Print every entry below exactly, leaving out the pictures.
━━━ DATA IN THIS EXERCISE
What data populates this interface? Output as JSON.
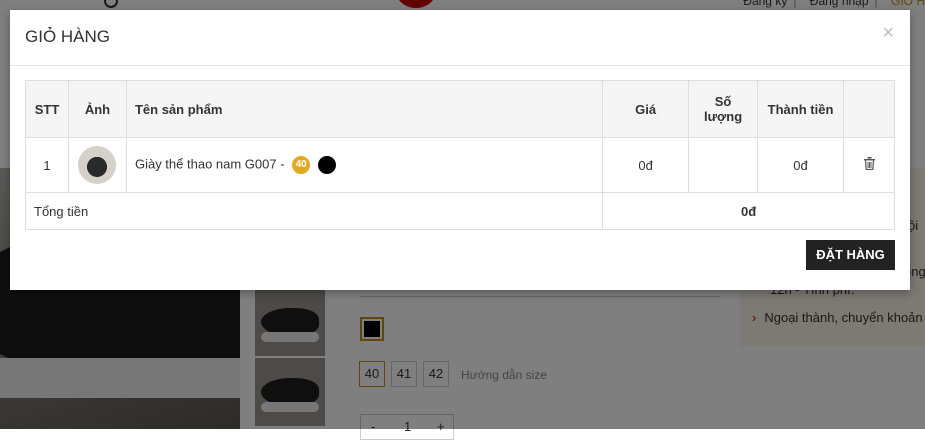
{
  "top_links": {
    "register": "Đăng ký",
    "login": "Đăng nhập",
    "accent": "GIỎ H"
  },
  "product": {
    "sizes": [
      "40",
      "41",
      "42"
    ],
    "size_guide": "Hướng dẫn size",
    "qty_minus": "-",
    "qty_value": "1",
    "qty_plus": "+",
    "selected_color": "#000000"
  },
  "info_panel": {
    "line1": "ội",
    "line2": "ong",
    "line3": "12h - Tính phí.",
    "line4": "Ngoại thành, chuyển khoản t"
  },
  "modal": {
    "title": "GIỎ HÀNG",
    "close": "×",
    "columns": {
      "index": "STT",
      "image": "Ảnh",
      "name": "Tên sản phẩm",
      "price": "Giá",
      "quantity": "Số lượng",
      "subtotal": "Thành tiền"
    },
    "items": [
      {
        "index": "1",
        "name": "Giày thể thao nam G007 -",
        "size": "40",
        "color": "#000000",
        "price": "0đ",
        "quantity": "",
        "subtotal": "0đ"
      }
    ],
    "total_label": "Tổng tiền",
    "total_value": "0đ",
    "order_button": "ĐẶT HÀNG"
  },
  "colors": {
    "accent": "#c38c16",
    "badge": "#e0a922",
    "button": "#222222",
    "overlay": "rgba(0,0,0,0.5)"
  },
  "icons": [
    "search-icon",
    "close-icon",
    "trash-icon",
    "chevron-right-icon"
  ]
}
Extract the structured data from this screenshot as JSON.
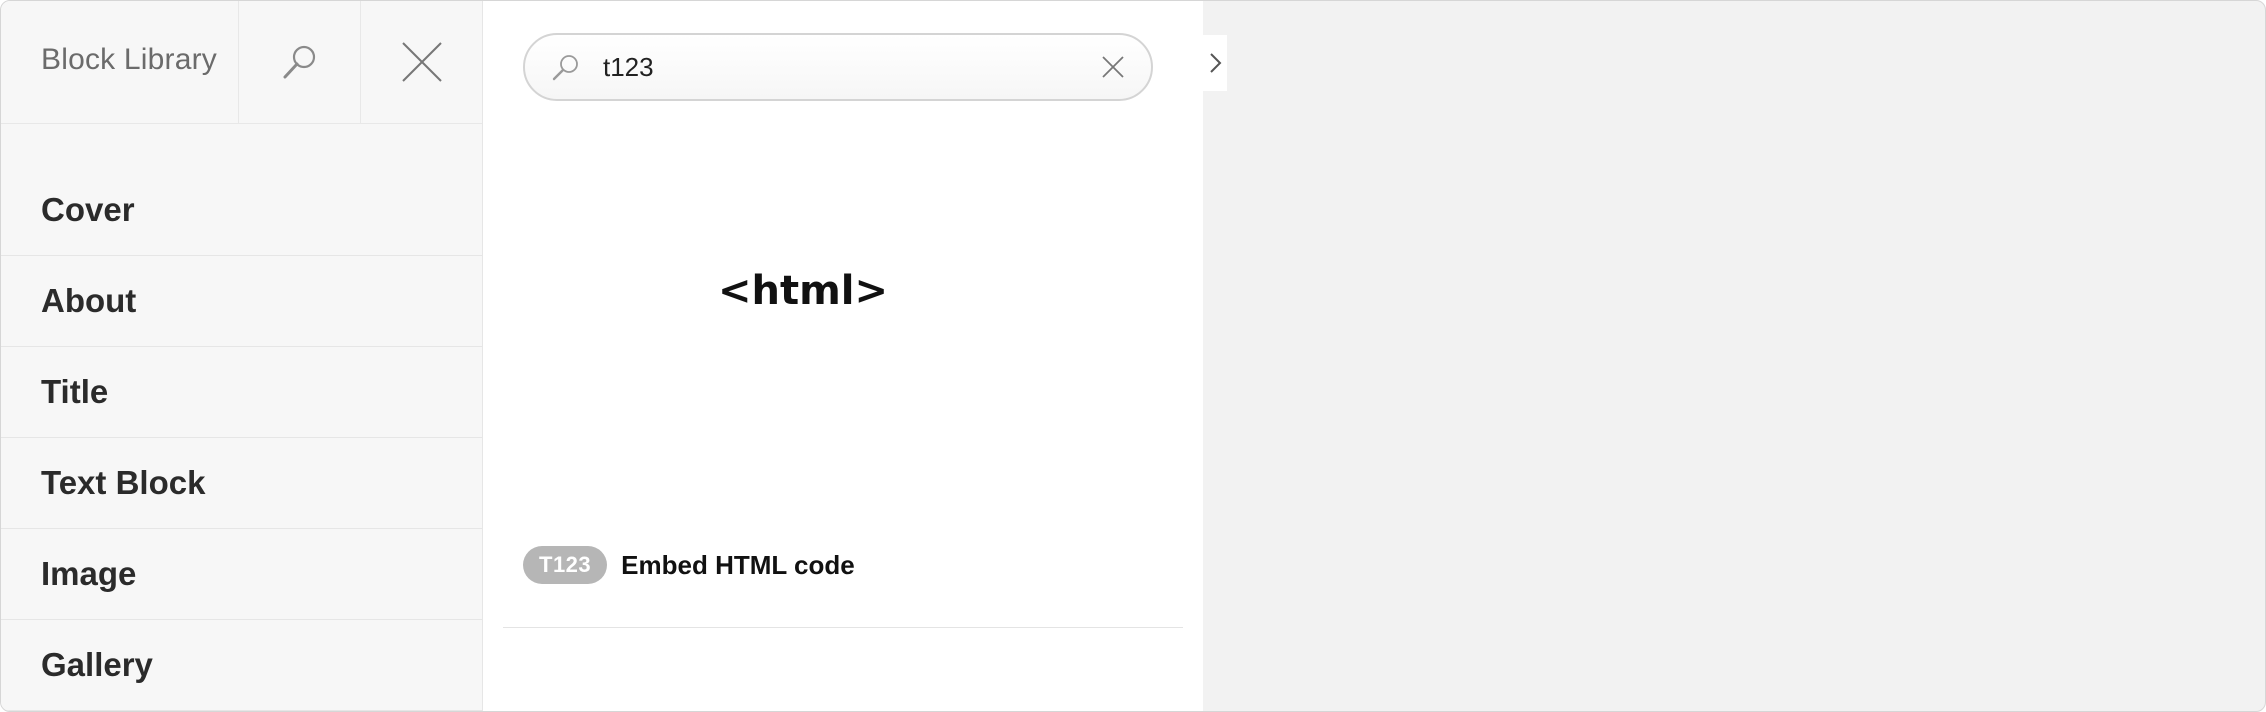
{
  "sidebar": {
    "title": "Block Library",
    "search_icon": "search-icon",
    "close_icon": "close-icon",
    "items": [
      {
        "label": "Cover"
      },
      {
        "label": "About"
      },
      {
        "label": "Title"
      },
      {
        "label": "Text Block"
      },
      {
        "label": "Image"
      },
      {
        "label": "Gallery"
      }
    ]
  },
  "search": {
    "value": "t123",
    "placeholder": "",
    "icon": "search-icon",
    "clear_icon": "close-icon"
  },
  "results": [
    {
      "preview_text": "<html>",
      "code": "T123",
      "name": "Embed HTML code"
    }
  ],
  "expand_icon": "chevron-right-icon",
  "colors": {
    "sidebar_bg": "#f7f7f7",
    "canvas_bg": "#f2f2f2",
    "badge_bg": "#b6b6b6"
  }
}
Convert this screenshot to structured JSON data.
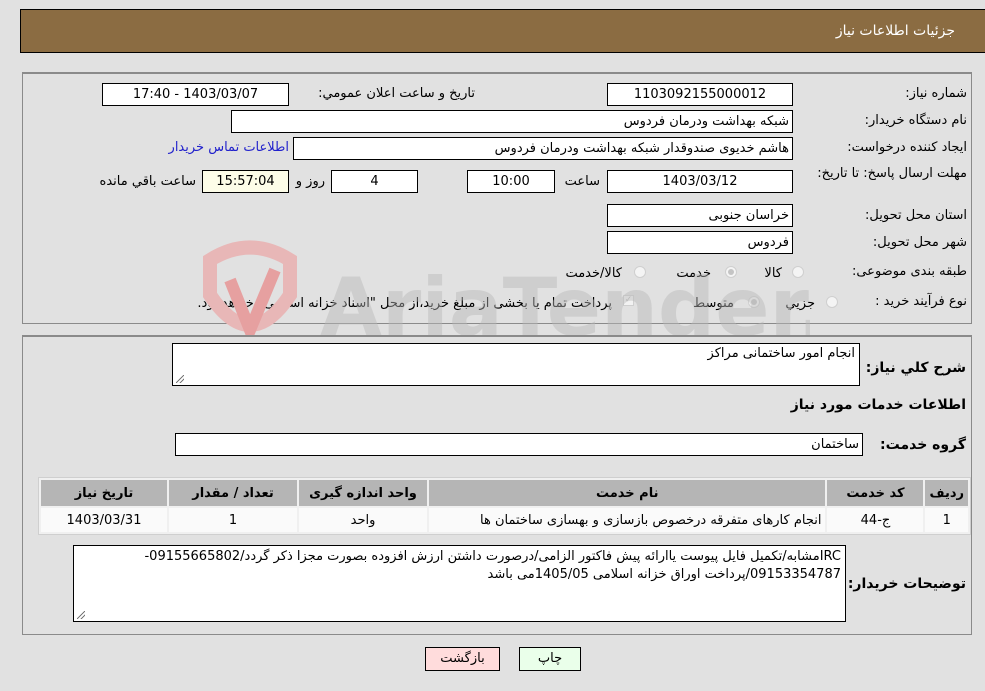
{
  "header": {
    "title": "جزئیات اطلاعات نیاز"
  },
  "details": {
    "need_number_label": "شماره نیاز:",
    "need_number": "1103092155000012",
    "announce_label": "تاریخ و ساعت اعلان عمومي:",
    "announce_value": "1403/03/07 - 17:40",
    "buyer_org_label": "نام دستگاه خريدار:",
    "buyer_org": "شبکه بهداشت ودرمان فردوس",
    "creator_label": "ایجاد کننده درخواست:",
    "creator": "هاشم خدیوی صندوقدار شبکه بهداشت ودرمان فردوس",
    "contact_link": "اطلاعات تماس خریدار",
    "deadline_label": "مهلت ارسال پاسخ: تا تاریخ:",
    "deadline_date": "1403/03/12",
    "time_label": "ساعت",
    "deadline_time": "10:00",
    "days_value": "4",
    "days_label": "روز و",
    "remaining_time": "15:57:04",
    "remaining_label": "ساعت باقي مانده",
    "province_label": "استان محل تحویل:",
    "province": "خراسان جنوبی",
    "city_label": "شهر محل تحویل:",
    "city": "فردوس",
    "category_label": "طبقه بندی موضوعی:",
    "category_options": [
      "کالا",
      "خدمت",
      "کالا/خدمت"
    ],
    "category_selected": "خدمت",
    "process_label": "نوع فرآیند خرید :",
    "process_options": [
      "جزيي",
      "متوسط"
    ],
    "process_selected": "متوسط",
    "treasury_note": "پرداخت تمام یا بخشی از مبلغ خرید،از محل \"اسناد خزانه اسلامی\" خواهد بود."
  },
  "services": {
    "summary_label": "شرح کلي نياز:",
    "summary": "انجام امور ساختمانی مراکز",
    "section_title": "اطلاعات خدمات مورد نیاز",
    "group_label": "گروه خدمت:",
    "group": "ساختمان",
    "table": {
      "headers": [
        "ردیف",
        "کد خدمت",
        "نام خدمت",
        "واحد اندازه گیری",
        "تعداد / مقدار",
        "تاریخ نیاز"
      ],
      "rows": [
        [
          "1",
          "ج-44",
          "انجام کارهای متفرقه درخصوص بازسازی و بهسازی ساختمان ها",
          "واحد",
          "1",
          "1403/03/31"
        ]
      ]
    },
    "buyer_notes_label": "توضیحات خریدار:",
    "buyer_notes": "IRCمشابه/تکمیل فایل پیوست یاارائه پیش فاکتور الزامی/درصورت داشتن ارزش افزوده بصورت مجزا ذکر گردد/09155665802-09153354787/پرداخت اوراق خزانه اسلامی 1405/05می باشد"
  },
  "buttons": {
    "print": "چاپ",
    "back": "بازگشت"
  },
  "watermark": {
    "text": "AriaTender.neT"
  }
}
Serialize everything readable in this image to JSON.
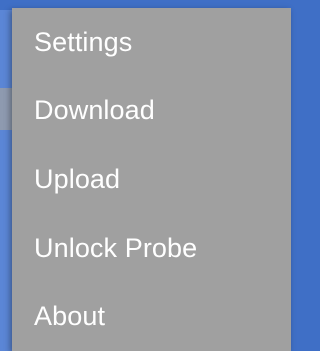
{
  "menu": {
    "items": [
      {
        "label": "Settings"
      },
      {
        "label": "Download"
      },
      {
        "label": "Upload"
      },
      {
        "label": "Unlock Probe"
      },
      {
        "label": "About"
      }
    ]
  },
  "colors": {
    "app_bar": "#3f6fc6",
    "menu_background": "#a0a0a0",
    "menu_text": "#ffffff"
  }
}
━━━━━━
# ANSWER TO THE EXERCISE:
What data populates this interface? Output as JSON.
{
  "top_links": {
    "register": "Đăng ký",
    "login": "Đăng nhập",
    "accent": "GIỎ H"
  },
  "product": {
    "sizes": [
      "40",
      "41",
      "42"
    ],
    "size_guide": "Hướng dẫn size",
    "qty_minus": "-",
    "qty_value": "1",
    "qty_plus": "+",
    "selected_color": "#000000"
  },
  "info_panel": {
    "line1": "ội",
    "line2": "ong",
    "line3": "12h - Tính phí.",
    "line4": "Ngoại thành, chuyển khoản t"
  },
  "modal": {
    "title": "GIỎ HÀNG",
    "close": "×",
    "columns": {
      "index": "STT",
      "image": "Ảnh",
      "name": "Tên sản phẩm",
      "price": "Giá",
      "quantity": "Số lượng",
      "subtotal": "Thành tiền"
    },
    "items": [
      {
        "index": "1",
        "name": "Giày thể thao nam G007 -",
        "size": "40",
        "color": "#000000",
        "price": "0đ",
        "quantity": "",
        "subtotal": "0đ"
      }
    ],
    "total_label": "Tổng tiền",
    "total_value": "0đ",
    "order_button": "ĐẶT HÀNG"
  },
  "colors": {
    "accent": "#c38c16",
    "badge": "#e0a922",
    "button": "#222222",
    "overlay": "rgba(0,0,0,0.5)"
  },
  "icons": [
    "search-icon",
    "close-icon",
    "trash-icon",
    "chevron-right-icon"
  ]
}
Extract the structured data from this screenshot as JSON.
{
  "sidebar": {
    "title": "Block Library",
    "search_icon": "search-icon",
    "close_icon": "close-icon",
    "items": [
      {
        "label": "Cover"
      },
      {
        "label": "About"
      },
      {
        "label": "Title"
      },
      {
        "label": "Text Block"
      },
      {
        "label": "Image"
      },
      {
        "label": "Gallery"
      }
    ]
  },
  "search": {
    "value": "t123",
    "placeholder": "",
    "icon": "search-icon",
    "clear_icon": "close-icon"
  },
  "results": [
    {
      "preview_text": "<html>",
      "code": "T123",
      "name": "Embed HTML code"
    }
  ],
  "expand_icon": "chevron-right-icon",
  "colors": {
    "sidebar_bg": "#f7f7f7",
    "canvas_bg": "#f2f2f2",
    "badge_bg": "#b6b6b6"
  }
}
Convert this screenshot to structured JSON data.
{
  "header": {
    "title": "جزئیات اطلاعات نیاز"
  },
  "details": {
    "need_number_label": "شماره نیاز:",
    "need_number": "1103092155000012",
    "announce_label": "تاریخ و ساعت اعلان عمومي:",
    "announce_value": "1403/03/07 - 17:40",
    "buyer_org_label": "نام دستگاه خريدار:",
    "buyer_org": "شبکه بهداشت ودرمان فردوس",
    "creator_label": "ایجاد کننده درخواست:",
    "creator": "هاشم خدیوی صندوقدار شبکه بهداشت ودرمان فردوس",
    "contact_link": "اطلاعات تماس خریدار",
    "deadline_label": "مهلت ارسال پاسخ: تا تاریخ:",
    "deadline_date": "1403/03/12",
    "time_label": "ساعت",
    "deadline_time": "10:00",
    "days_value": "4",
    "days_label": "روز و",
    "remaining_time": "15:57:04",
    "remaining_label": "ساعت باقي مانده",
    "province_label": "استان محل تحویل:",
    "province": "خراسان جنوبی",
    "city_label": "شهر محل تحویل:",
    "city": "فردوس",
    "category_label": "طبقه بندی موضوعی:",
    "category_options": [
      "کالا",
      "خدمت",
      "کالا/خدمت"
    ],
    "category_selected": "خدمت",
    "process_label": "نوع فرآیند خرید :",
    "process_options": [
      "جزيي",
      "متوسط"
    ],
    "process_selected": "متوسط",
    "treasury_note": "پرداخت تمام یا بخشی از مبلغ خرید،از محل \"اسناد خزانه اسلامی\" خواهد بود."
  },
  "services": {
    "summary_label": "شرح کلي نياز:",
    "summary": "انجام امور ساختمانی مراکز",
    "section_title": "اطلاعات خدمات مورد نیاز",
    "group_label": "گروه خدمت:",
    "group": "ساختمان",
    "table": {
      "headers": [
        "ردیف",
        "کد خدمت",
        "نام خدمت",
        "واحد اندازه گیری",
        "تعداد / مقدار",
        "تاریخ نیاز"
      ],
      "rows": [
        [
          "1",
          "ج-44",
          "انجام کارهای متفرقه درخصوص بازسازی و بهسازی ساختمان ها",
          "واحد",
          "1",
          "1403/03/31"
        ]
      ]
    },
    "buyer_notes_label": "توضیحات خریدار:",
    "buyer_notes": "IRCمشابه/تکمیل فایل پیوست یاارائه پیش فاکتور الزامی/درصورت داشتن ارزش افزوده بصورت مجزا ذکر گردد/09155665802-09153354787/پرداخت اوراق خزانه اسلامی 1405/05می باشد"
  },
  "buttons": {
    "print": "چاپ",
    "back": "بازگشت"
  },
  "watermark": {
    "text": "AriaTender.neT"
  }
}
Serialize everything readable in this image to JSON.
{
  "menu": {
    "items": [
      {
        "label": "Settings"
      },
      {
        "label": "Download"
      },
      {
        "label": "Upload"
      },
      {
        "label": "Unlock Probe"
      },
      {
        "label": "About"
      }
    ]
  },
  "colors": {
    "app_bar": "#3f6fc6",
    "menu_background": "#a0a0a0",
    "menu_text": "#ffffff"
  }
}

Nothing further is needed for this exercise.